- Piloted in 2012 at four Tennessee community colleges, including one funded by a TCASN grant at Cleveland State Community College, Tennessee just launched SAILS (Seamless Alignment and Integrated Learning Support), in twelve of the thirteen community colleges across the state. Chattanooga State Community College provides leadership for the entire program. This program is a blended course that completely redesigns how community colleges teach development math and gives high school students in need of additional math work the opportunity to complete developmental math at the high school level instead of in college.
5) President’s Plan – Use technology for Student Services
- Here, again, the President’s plan specifically refers to Tennessee and the Austin Peay State University “Degree Compass,” system that “draws on the past performance of students in thousands of classes to guide a student through a course” of study.
6) President’s Plan – promote dual enrollment
- In addition to expanding dual enrollment opportunities, in February of 2013, the Community College Research Center (Teachers College, Columbia University) completed their policy recommendation study for Tennessee, Dual Enrollment for College Completion.Funded by TCASN, the Nashville Area Chamber of Commerce, the Tennessee State Board of Education, Committee for Economic Development, Tennessee Business Roundtable, and The Kresge Foundation, this report outlines a pathway for improving dual enrollment opportunities across the state.
7) President’s Plan – better transparency and information about colleges
- Tennessee is engaged in numerous projects, programs, and initiatives to improve transparency and make the college-going process a reality for all of its residents. Each of these programs employs staff and mentors who break down the myths of higher education and help students find the best social, academic, and financial fit. Here are a few of the numerous programs making a difference in the lives of Tennessee students (both youth and adult): The Ayers Foundation Scholars Program, The Niswonger Foundation, tnAchieves, REDI, Graduate Memphis, GEAR UP TN, Oasis College Connection, CollegeforTN.org, TSAC, Martha O’Bryan Center Top Floor, Chattanooga Public Education Foundation (PEF).

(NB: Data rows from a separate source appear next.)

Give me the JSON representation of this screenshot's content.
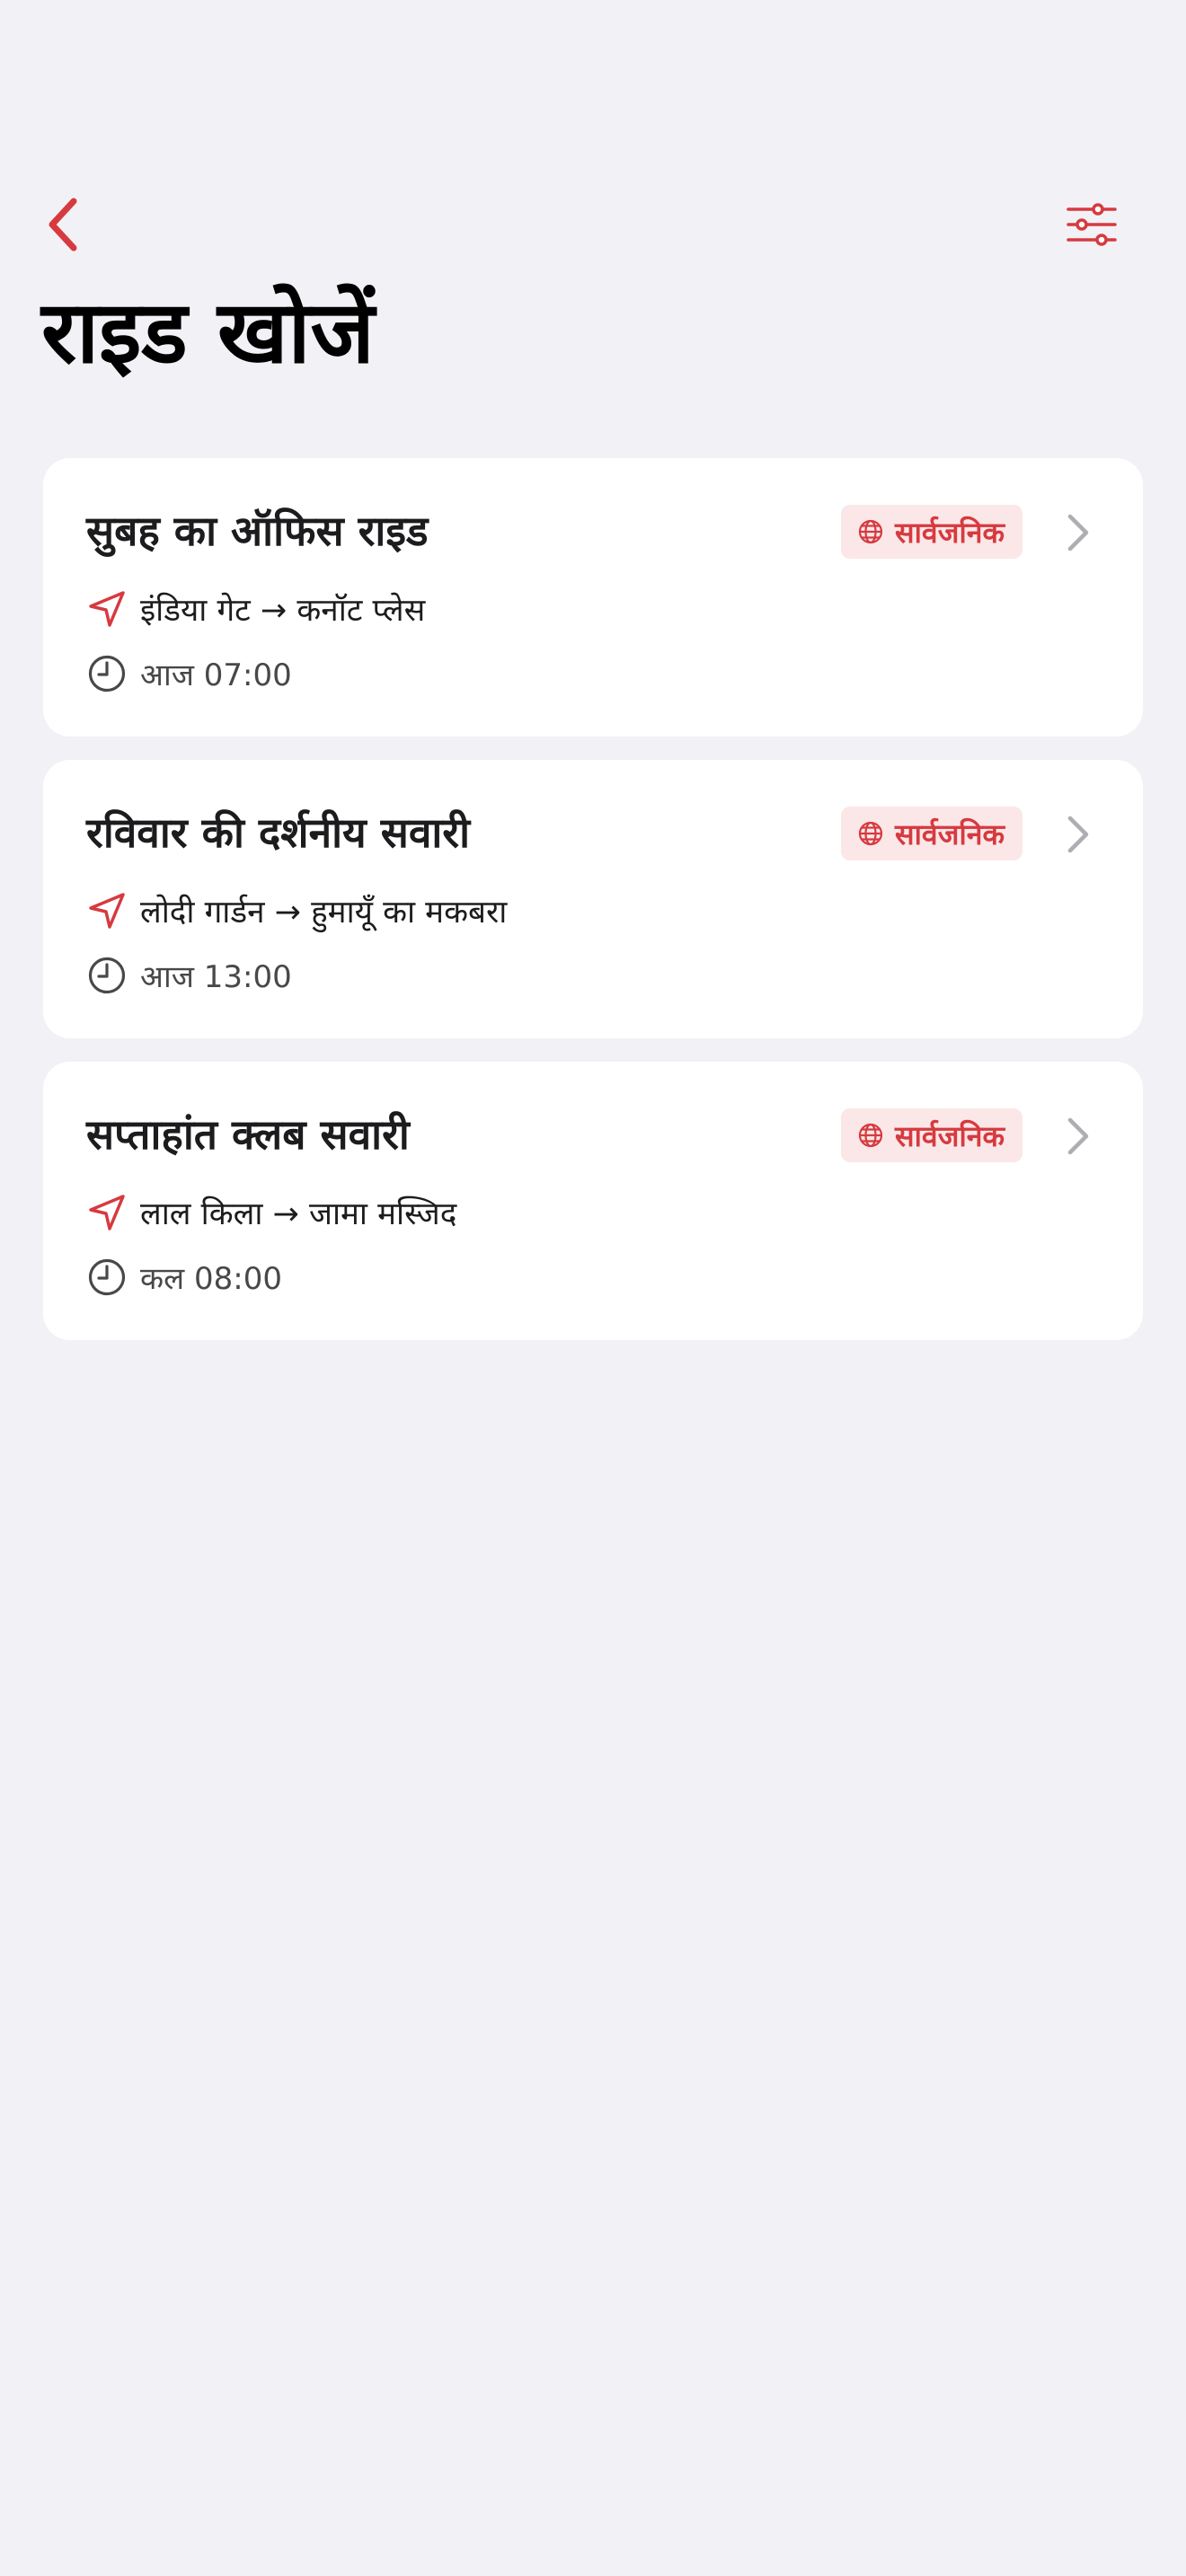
{
  "header": {
    "title": "राइड खोजें",
    "back_icon": "chevron-left-icon",
    "filter_icon": "sliders-icon"
  },
  "colors": {
    "accent": "#d63a3f",
    "badge_background": "#fbe7e8",
    "background": "#f2f1f6",
    "card": "#ffffff"
  },
  "rides": [
    {
      "title": "सुबह का ऑफिस राइड",
      "badge": "सार्वजनिक",
      "route": "इंडिया गेट → कनॉट प्लेस",
      "time": "आज 07:00"
    },
    {
      "title": "रविवार की दर्शनीय सवारी",
      "badge": "सार्वजनिक",
      "route": "लोदी गार्डन → हुमायूँ का मकबरा",
      "time": "आज 13:00"
    },
    {
      "title": "सप्ताहांत क्लब सवारी",
      "badge": "सार्वजनिक",
      "route": "लाल किला → जामा मस्जिद",
      "time": "कल 08:00"
    }
  ]
}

- And I can’t help but mention the 41 programs using TCASN grant funds to serve their students better. This includes students from all ages and backgrounds including youth, adults, veterans, international students, and first-generation and low-income populations.
Tennessee must continue to lead the way on higher education reform. As Governor Haslam and his team lead the way with their Drive to 55 initiative, I feel confident we will.
Bob Obrohta is the executive director of the Tennessee College Access and Success Network. He has a bachelor’s degree in political science from the University of St. Francis (Joliet, IL) and a master’s degree in higher education administration from Teachers College, Columbia University (New York, NY).